The task
The answer should reproduce every entry exactly and contain no images.

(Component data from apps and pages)
--*--
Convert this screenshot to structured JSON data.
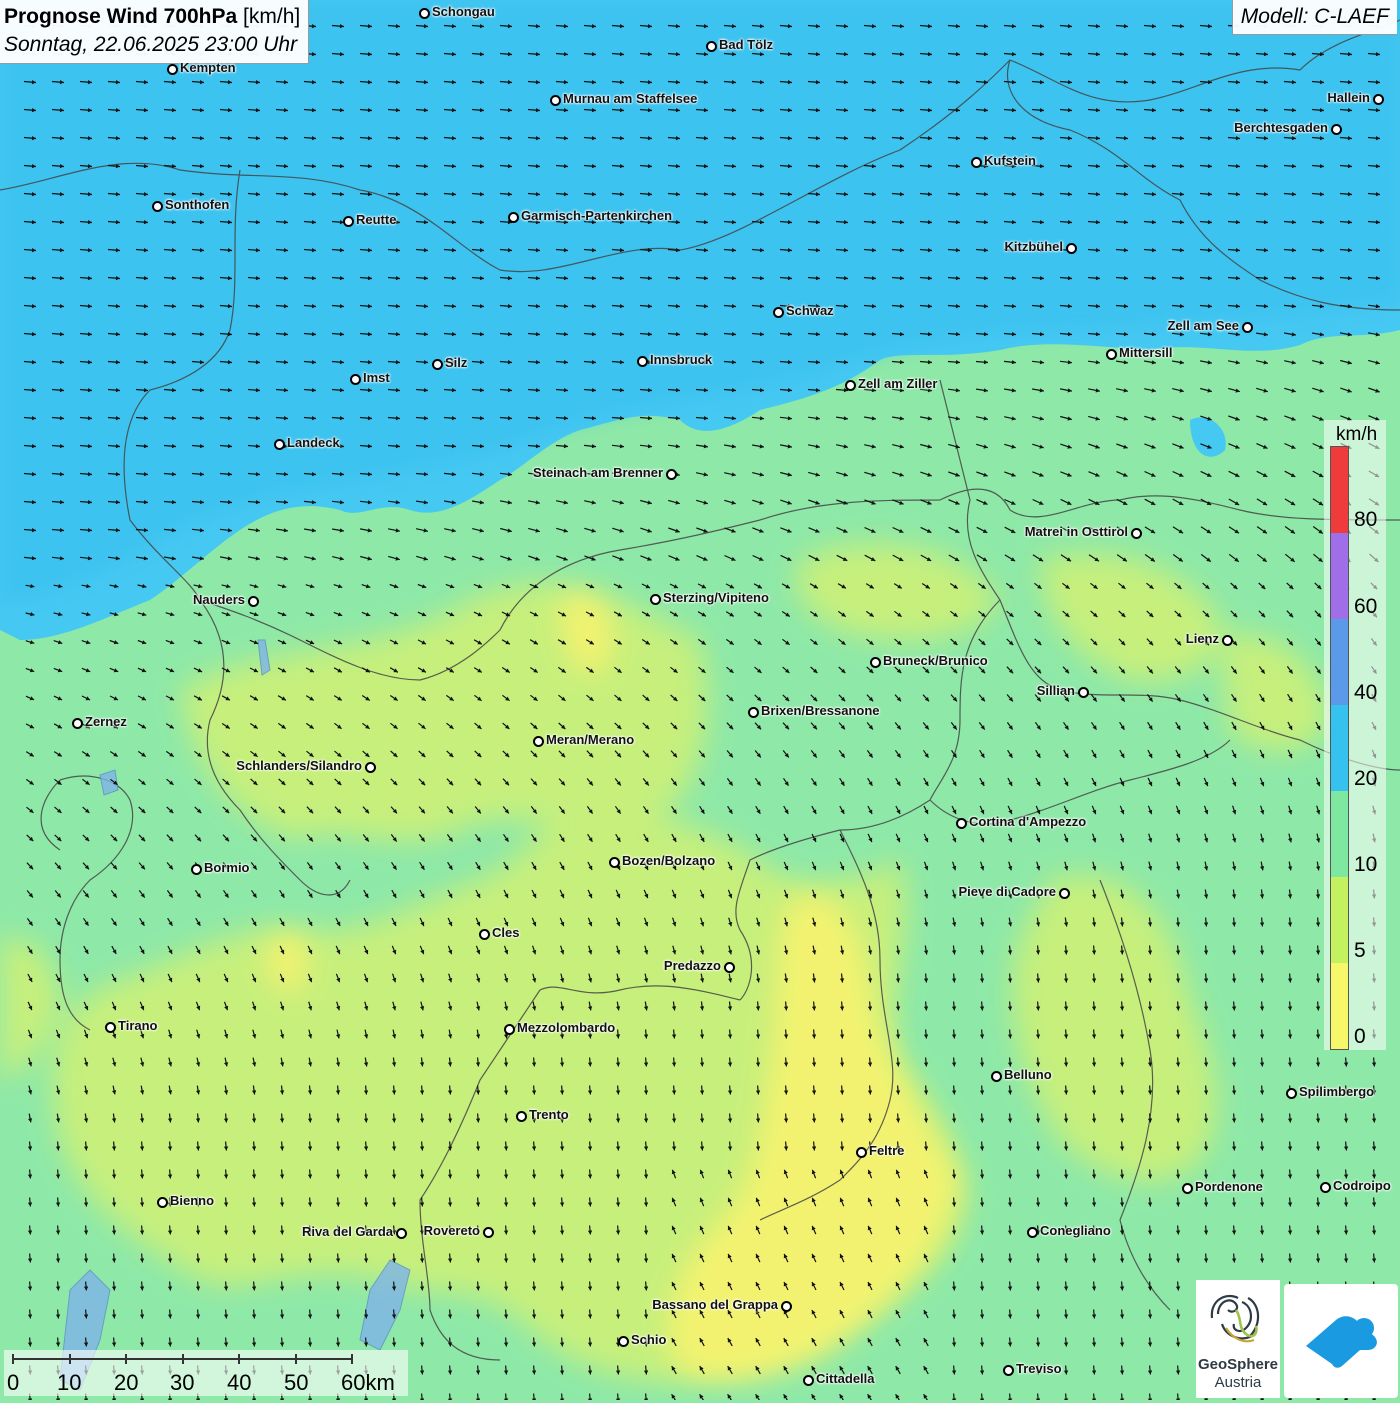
{
  "header": {
    "title_bold": "Prognose Wind 700hPa",
    "title_unit": "[km/h]",
    "subtitle": "Sonntag, 22.06.2025 23:00 Uhr",
    "model": "Modell: C-LAEF"
  },
  "legend": {
    "unit": "km/h",
    "labels": [
      "80",
      "60",
      "40",
      "20",
      "10",
      "5",
      "0"
    ],
    "colors": [
      "#ef3b3b",
      "#9f6ee8",
      "#5b9ae9",
      "#35c2ee",
      "#7ee8a0",
      "#c3f25e",
      "#f7f76a"
    ]
  },
  "scale_bar": {
    "labels": [
      "0",
      "10",
      "20",
      "30",
      "40",
      "50",
      "60km"
    ]
  },
  "branding": {
    "logo_line1": "GeoSphere",
    "logo_line2": "Austria",
    "logo_icon": "geosphere-logo-icon",
    "app_icon": "weather-app-icon"
  },
  "cities": [
    {
      "name": "Schongau"
    },
    {
      "name": "Bad Tölz"
    },
    {
      "name": "Kempten"
    },
    {
      "name": "Murnau am Staffelsee"
    },
    {
      "name": "Hallein"
    },
    {
      "name": "Berchtesgaden"
    },
    {
      "name": "Kufstein"
    },
    {
      "name": "Sonthofen"
    },
    {
      "name": "Reutte"
    },
    {
      "name": "Garmisch-Partenkirchen"
    },
    {
      "name": "Kitzbühel"
    },
    {
      "name": "Schwaz"
    },
    {
      "name": "Zell am See"
    },
    {
      "name": "Mittersill"
    },
    {
      "name": "Innsbruck"
    },
    {
      "name": "Silz"
    },
    {
      "name": "Imst"
    },
    {
      "name": "Zell am Ziller"
    },
    {
      "name": "Landeck"
    },
    {
      "name": "Steinach am Brenner"
    },
    {
      "name": "Matrei in Osttirol"
    },
    {
      "name": "Nauders"
    },
    {
      "name": "Sterzing/Vipiteno"
    },
    {
      "name": "Lienz"
    },
    {
      "name": "Bruneck/Brunico"
    },
    {
      "name": "Sillian"
    },
    {
      "name": "Zernez"
    },
    {
      "name": "Brixen/Bressanone"
    },
    {
      "name": "Meran/Merano"
    },
    {
      "name": "Schlanders/Silandro"
    },
    {
      "name": "Cortina d'Ampezzo"
    },
    {
      "name": "Bozen/Bolzano"
    },
    {
      "name": "Bormio"
    },
    {
      "name": "Pieve di Cadore"
    },
    {
      "name": "Cles"
    },
    {
      "name": "Predazzo"
    },
    {
      "name": "Tirano"
    },
    {
      "name": "Mezzolombardo"
    },
    {
      "name": "Belluno"
    },
    {
      "name": "Spilimbergo"
    },
    {
      "name": "Trento"
    },
    {
      "name": "Feltre"
    },
    {
      "name": "Pordenone"
    },
    {
      "name": "Codroipo"
    },
    {
      "name": "Bienno"
    },
    {
      "name": "Riva del Garda"
    },
    {
      "name": "Rovereto"
    },
    {
      "name": "Conegliano"
    },
    {
      "name": "Bassano del Grappa"
    },
    {
      "name": "Schio"
    },
    {
      "name": "Treviso"
    },
    {
      "name": "Cittadella"
    }
  ]
}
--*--
Written response
Convert this screenshot to structured JSON data.
{
  "header": {
    "title_bold": "Prognose Wind 700hPa",
    "title_unit": "[km/h]",
    "subtitle": "Sonntag, 22.06.2025 23:00 Uhr",
    "model": "Modell: C-LAEF"
  },
  "legend": {
    "unit": "km/h",
    "labels": [
      "80",
      "60",
      "40",
      "20",
      "10",
      "5",
      "0"
    ],
    "colors": [
      "#ef3b3b",
      "#9f6ee8",
      "#5b9ae9",
      "#35c2ee",
      "#7ee8a0",
      "#c3f25e",
      "#f7f76a"
    ]
  },
  "scale_bar": {
    "labels": [
      "0",
      "10",
      "20",
      "30",
      "40",
      "50",
      "60km"
    ]
  },
  "branding": {
    "logo_line1": "GeoSphere",
    "logo_line2": "Austria",
    "logo_icon": "geosphere-logo-icon",
    "app_icon": "weather-app-icon"
  },
  "cities": [
    {
      "name": "Schongau"
    },
    {
      "name": "Bad Tölz"
    },
    {
      "name": "Kempten"
    },
    {
      "name": "Murnau am Staffelsee"
    },
    {
      "name": "Hallein"
    },
    {
      "name": "Berchtesgaden"
    },
    {
      "name": "Kufstein"
    },
    {
      "name": "Sonthofen"
    },
    {
      "name": "Reutte"
    },
    {
      "name": "Garmisch-Partenkirchen"
    },
    {
      "name": "Kitzbühel"
    },
    {
      "name": "Schwaz"
    },
    {
      "name": "Zell am See"
    },
    {
      "name": "Mittersill"
    },
    {
      "name": "Innsbruck"
    },
    {
      "name": "Silz"
    },
    {
      "name": "Imst"
    },
    {
      "name": "Zell am Ziller"
    },
    {
      "name": "Landeck"
    },
    {
      "name": "Steinach am Brenner"
    },
    {
      "name": "Matrei in Osttirol"
    },
    {
      "name": "Nauders"
    },
    {
      "name": "Sterzing/Vipiteno"
    },
    {
      "name": "Lienz"
    },
    {
      "name": "Bruneck/Brunico"
    },
    {
      "name": "Sillian"
    },
    {
      "name": "Zernez"
    },
    {
      "name": "Brixen/Bressanone"
    },
    {
      "name": "Meran/Merano"
    },
    {
      "name": "Schlanders/Silandro"
    },
    {
      "name": "Cortina d'Ampezzo"
    },
    {
      "name": "Bozen/Bolzano"
    },
    {
      "name": "Bormio"
    },
    {
      "name": "Pieve di Cadore"
    },
    {
      "name": "Cles"
    },
    {
      "name": "Predazzo"
    },
    {
      "name": "Tirano"
    },
    {
      "name": "Mezzolombardo"
    },
    {
      "name": "Belluno"
    },
    {
      "name": "Spilimbergo"
    },
    {
      "name": "Trento"
    },
    {
      "name": "Feltre"
    },
    {
      "name": "Pordenone"
    },
    {
      "name": "Codroipo"
    },
    {
      "name": "Bienno"
    },
    {
      "name": "Riva del Garda"
    },
    {
      "name": "Rovereto"
    },
    {
      "name": "Conegliano"
    },
    {
      "name": "Bassano del Grappa"
    },
    {
      "name": "Schio"
    },
    {
      "name": "Treviso"
    },
    {
      "name": "Cittadella"
    }
  ]
}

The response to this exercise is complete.